I think the merger will be bad for the community. My sympathies lie with the News, which seems to be getting the worse end of the deal. Probably the end-game will be a single paper called the Denver Rocky Mountain Post or some such.

However, my opinion is not relevant, either. The owners of the newspapers have the inalienable right to control their papers as they see fit, not as some fascist overseer demands.

Ultimately, freedom works best. Even though I think the mergers will have slightly negative consequences for readers in the short-term, upholding the principle of well-defined property rights is immeasurably more important to our well-being. Besides, with radio, television, and especially the internet, Coloradans can get timely news from around the world from a multitude of sources. Both the major Denver papers could disappear, and we would adjust swiftly. The most robust new medium, the internet, is also the least regulated by politicians and their bureaucratic minions. That's no accident.

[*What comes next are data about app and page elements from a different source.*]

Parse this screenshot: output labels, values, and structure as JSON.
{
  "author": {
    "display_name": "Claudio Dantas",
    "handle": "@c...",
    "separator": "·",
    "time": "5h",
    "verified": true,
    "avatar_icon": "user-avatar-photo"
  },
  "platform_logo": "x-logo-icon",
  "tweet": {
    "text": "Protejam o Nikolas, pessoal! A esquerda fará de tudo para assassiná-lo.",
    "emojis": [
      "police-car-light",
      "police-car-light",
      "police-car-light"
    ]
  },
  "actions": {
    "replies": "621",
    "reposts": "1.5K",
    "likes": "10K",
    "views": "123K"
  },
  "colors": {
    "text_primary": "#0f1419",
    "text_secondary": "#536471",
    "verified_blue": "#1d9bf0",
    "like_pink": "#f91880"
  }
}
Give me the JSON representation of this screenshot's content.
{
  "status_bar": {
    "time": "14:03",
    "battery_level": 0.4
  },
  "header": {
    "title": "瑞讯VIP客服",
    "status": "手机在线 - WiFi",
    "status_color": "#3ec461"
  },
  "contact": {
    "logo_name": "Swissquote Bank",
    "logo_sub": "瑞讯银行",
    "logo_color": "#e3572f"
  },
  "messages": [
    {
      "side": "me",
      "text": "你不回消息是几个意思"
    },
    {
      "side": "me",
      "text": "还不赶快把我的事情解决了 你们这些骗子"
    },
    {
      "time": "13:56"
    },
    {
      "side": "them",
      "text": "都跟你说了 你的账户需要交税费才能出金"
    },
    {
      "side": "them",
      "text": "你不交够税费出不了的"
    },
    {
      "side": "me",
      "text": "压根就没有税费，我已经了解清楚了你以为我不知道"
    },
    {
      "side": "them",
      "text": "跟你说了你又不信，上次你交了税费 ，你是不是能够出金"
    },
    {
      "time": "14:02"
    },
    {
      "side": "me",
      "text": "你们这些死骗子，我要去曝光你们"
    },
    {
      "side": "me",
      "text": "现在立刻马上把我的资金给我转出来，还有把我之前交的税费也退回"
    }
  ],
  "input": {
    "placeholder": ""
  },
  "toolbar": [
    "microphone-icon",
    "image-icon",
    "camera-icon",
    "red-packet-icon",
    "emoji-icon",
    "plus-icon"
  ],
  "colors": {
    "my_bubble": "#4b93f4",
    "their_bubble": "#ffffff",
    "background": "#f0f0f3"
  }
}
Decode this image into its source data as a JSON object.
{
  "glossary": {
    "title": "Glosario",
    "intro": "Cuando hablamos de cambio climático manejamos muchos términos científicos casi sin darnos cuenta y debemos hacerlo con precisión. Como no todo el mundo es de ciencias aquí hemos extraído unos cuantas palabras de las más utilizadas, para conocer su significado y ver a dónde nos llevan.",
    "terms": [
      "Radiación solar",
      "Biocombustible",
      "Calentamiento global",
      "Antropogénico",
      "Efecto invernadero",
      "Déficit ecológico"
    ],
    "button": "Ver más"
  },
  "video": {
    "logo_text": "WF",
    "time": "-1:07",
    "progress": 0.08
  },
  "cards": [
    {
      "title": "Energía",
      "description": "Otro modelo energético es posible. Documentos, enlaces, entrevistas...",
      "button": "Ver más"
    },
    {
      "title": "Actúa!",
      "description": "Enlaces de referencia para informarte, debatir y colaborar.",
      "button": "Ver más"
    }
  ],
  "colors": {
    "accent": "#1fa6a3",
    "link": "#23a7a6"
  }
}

More Review of Columbine Problems

Confirming earlier reports of bullying at Columbine High School, Regina Huerter discussed the problem in her The Culture of Columbine, a document produced for the Denver district attorney's office. She said in the report, "All students with whom I spoke, independent of their status at school, acknowledged there was bullying" Rocky Mountain News December 2, 4A). Columbine's principal had previously denied allegations of serious bullying, even though the problem has now been detailed in multiple studies.

A quote from an older paper describes another problem at Columbine: the police reaction during the crisis. The October 15 News quoted Adam Walinksy, who founded the military-style Police Corps: "You have to be staggered, stunned by the performance of the law enforcement people who were there -- standing around outside, dithering, trying to figure what the bureaucratic rules were while kids were bleeding to death in the halls."


Glass Takes on Clinton

Bob Glass, co-founder of the Tyranny Response Team, publisher of Partisan Magazine, owner of Paladin Arms in Longmont, helped organize a protest October 14 against Bill Clinton, in town that day for a fund-raiser.

The story in the Rocky Mountain News the next day shows that Glass' "in your face" strategy works well for some purposes. Glass was quoted in the paper: "Bill Clinton's administration has done more to diminish the concept of individual rights than any other in history... Instead of paying his respects to the brave young men and women who gave their lives for our freedom [in the Cole tragedy], he chose to come to Denver to fleece the flock."


Rosen a Real Champ

Sometimes I get so frustrated with Mike Rosen, and I've vocally opposed some of his positions. However, he was right on with his analysis of Amendment 22. I wanted to go on record as supporting Rosen for all the times he does the right thing. Rosen said in his Rocky Mountain News column October 27, "This is a feel-good proposal that will have no substantial effect on illegal gun use by criminals, while at the same time unnecessarily inconveniencing law-abiding citizens... The next 'loophole' gun-control activists would go after would be [other] kinds of private sales, working, in increments, toward their real goal: universal gun registration and, ultimately, confiscation." Maybe there's a radical in there somewhere, after all!

Notably, Rosen also took the libertarian position on medical marijuana and government waiting periods for abortion.

The Colorado Freedom Report--www.FreeColorado.com